(Website and app data records)

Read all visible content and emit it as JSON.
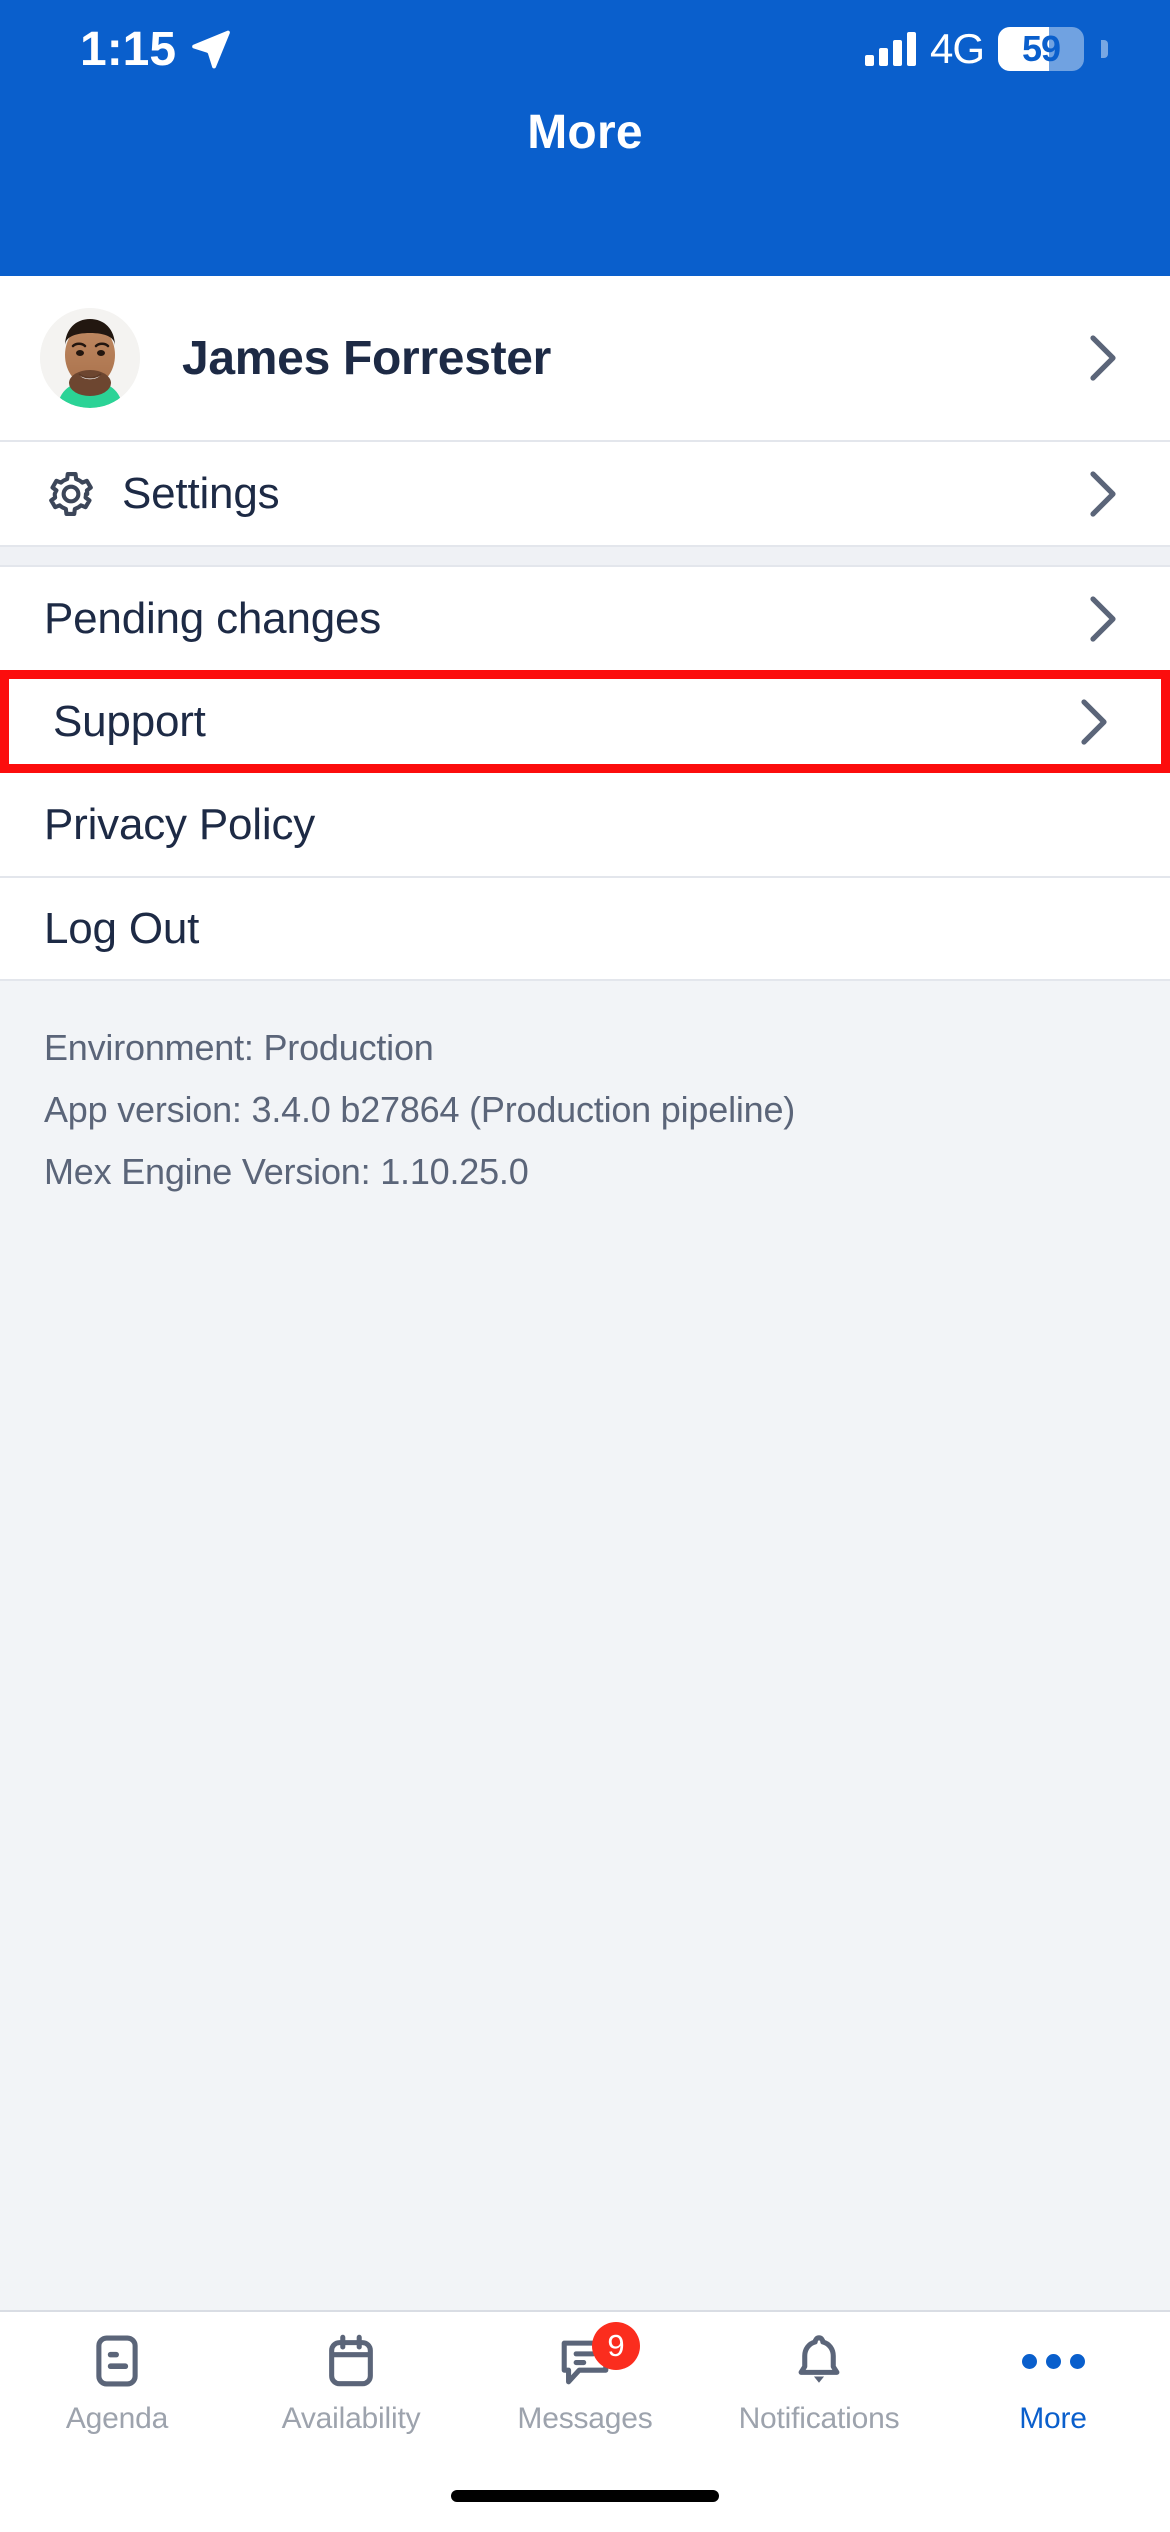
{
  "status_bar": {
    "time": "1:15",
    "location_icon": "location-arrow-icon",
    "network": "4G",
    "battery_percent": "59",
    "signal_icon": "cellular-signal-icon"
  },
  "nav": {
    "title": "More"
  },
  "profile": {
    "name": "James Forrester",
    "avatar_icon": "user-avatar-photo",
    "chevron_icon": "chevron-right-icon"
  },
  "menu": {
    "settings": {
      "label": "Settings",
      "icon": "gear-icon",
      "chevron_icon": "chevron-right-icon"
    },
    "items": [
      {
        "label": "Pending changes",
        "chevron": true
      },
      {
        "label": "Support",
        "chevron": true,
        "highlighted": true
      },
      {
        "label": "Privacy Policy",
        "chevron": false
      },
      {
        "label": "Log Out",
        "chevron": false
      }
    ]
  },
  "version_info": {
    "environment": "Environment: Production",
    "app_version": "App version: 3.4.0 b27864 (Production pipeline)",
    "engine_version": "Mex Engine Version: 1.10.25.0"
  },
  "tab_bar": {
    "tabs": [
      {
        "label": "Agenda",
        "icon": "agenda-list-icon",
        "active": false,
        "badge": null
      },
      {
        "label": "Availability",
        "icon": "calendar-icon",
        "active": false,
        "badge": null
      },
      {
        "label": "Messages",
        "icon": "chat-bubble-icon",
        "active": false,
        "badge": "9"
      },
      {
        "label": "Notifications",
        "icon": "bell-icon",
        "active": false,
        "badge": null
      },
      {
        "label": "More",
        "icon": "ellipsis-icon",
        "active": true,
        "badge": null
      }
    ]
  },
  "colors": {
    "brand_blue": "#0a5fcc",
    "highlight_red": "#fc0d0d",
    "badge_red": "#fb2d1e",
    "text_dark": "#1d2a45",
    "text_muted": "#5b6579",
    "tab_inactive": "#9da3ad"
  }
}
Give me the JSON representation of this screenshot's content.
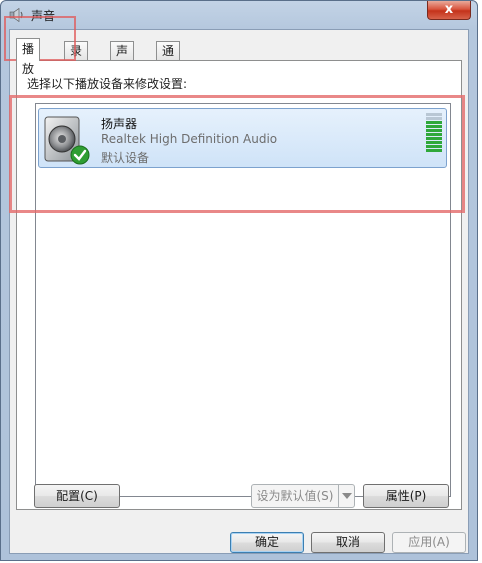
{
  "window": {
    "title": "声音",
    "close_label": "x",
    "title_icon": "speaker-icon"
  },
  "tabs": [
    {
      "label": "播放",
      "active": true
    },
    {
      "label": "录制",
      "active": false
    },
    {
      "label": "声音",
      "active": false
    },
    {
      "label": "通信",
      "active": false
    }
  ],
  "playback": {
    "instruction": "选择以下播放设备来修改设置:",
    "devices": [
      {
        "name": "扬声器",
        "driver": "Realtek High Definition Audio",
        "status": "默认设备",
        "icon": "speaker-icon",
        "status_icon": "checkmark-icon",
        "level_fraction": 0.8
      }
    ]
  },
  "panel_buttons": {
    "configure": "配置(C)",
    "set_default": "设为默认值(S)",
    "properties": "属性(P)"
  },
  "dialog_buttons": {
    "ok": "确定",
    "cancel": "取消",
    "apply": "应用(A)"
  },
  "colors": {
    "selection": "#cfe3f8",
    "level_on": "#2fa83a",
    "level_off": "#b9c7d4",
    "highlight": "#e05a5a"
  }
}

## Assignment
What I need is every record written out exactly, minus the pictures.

## Output
Read all visible content and emit it as JSON.
{
  "status_bar": {
    "time": "1:15",
    "location_icon": "location-arrow-icon",
    "network": "4G",
    "battery_percent": "59",
    "signal_icon": "cellular-signal-icon"
  },
  "nav": {
    "title": "More"
  },
  "profile": {
    "name": "James Forrester",
    "avatar_icon": "user-avatar-photo",
    "chevron_icon": "chevron-right-icon"
  },
  "menu": {
    "settings": {
      "label": "Settings",
      "icon": "gear-icon",
      "chevron_icon": "chevron-right-icon"
    },
    "items": [
      {
        "label": "Pending changes",
        "chevron": true
      },
      {
        "label": "Support",
        "chevron": true,
        "highlighted": true
      },
      {
        "label": "Privacy Policy",
        "chevron": false
      },
      {
        "label": "Log Out",
        "chevron": false
      }
    ]
  },
  "version_info": {
    "environment": "Environment: Production",
    "app_version": "App version: 3.4.0 b27864 (Production pipeline)",
    "engine_version": "Mex Engine Version: 1.10.25.0"
  },
  "tab_bar": {
    "tabs": [
      {
        "label": "Agenda",
        "icon": "agenda-list-icon",
        "active": false,
        "badge": null
      },
      {
        "label": "Availability",
        "icon": "calendar-icon",
        "active": false,
        "badge": null
      },
      {
        "label": "Messages",
        "icon": "chat-bubble-icon",
        "active": false,
        "badge": "9"
      },
      {
        "label": "Notifications",
        "icon": "bell-icon",
        "active": false,
        "badge": null
      },
      {
        "label": "More",
        "icon": "ellipsis-icon",
        "active": true,
        "badge": null
      }
    ]
  },
  "colors": {
    "brand_blue": "#0a5fcc",
    "highlight_red": "#fc0d0d",
    "badge_red": "#fb2d1e",
    "text_dark": "#1d2a45",
    "text_muted": "#5b6579",
    "tab_inactive": "#9da3ad"
  }
}
Give me the JSON representation of this screenshot's content.
{
  "window": {
    "title": "声音",
    "close_label": "x",
    "title_icon": "speaker-icon"
  },
  "tabs": [
    {
      "label": "播放",
      "active": true
    },
    {
      "label": "录制",
      "active": false
    },
    {
      "label": "声音",
      "active": false
    },
    {
      "label": "通信",
      "active": false
    }
  ],
  "playback": {
    "instruction": "选择以下播放设备来修改设置:",
    "devices": [
      {
        "name": "扬声器",
        "driver": "Realtek High Definition Audio",
        "status": "默认设备",
        "icon": "speaker-icon",
        "status_icon": "checkmark-icon",
        "level_fraction": 0.8
      }
    ]
  },
  "panel_buttons": {
    "configure": "配置(C)",
    "set_default": "设为默认值(S)",
    "properties": "属性(P)"
  },
  "dialog_buttons": {
    "ok": "确定",
    "cancel": "取消",
    "apply": "应用(A)"
  },
  "colors": {
    "selection": "#cfe3f8",
    "level_on": "#2fa83a",
    "level_off": "#b9c7d4",
    "highlight": "#e05a5a"
  }
}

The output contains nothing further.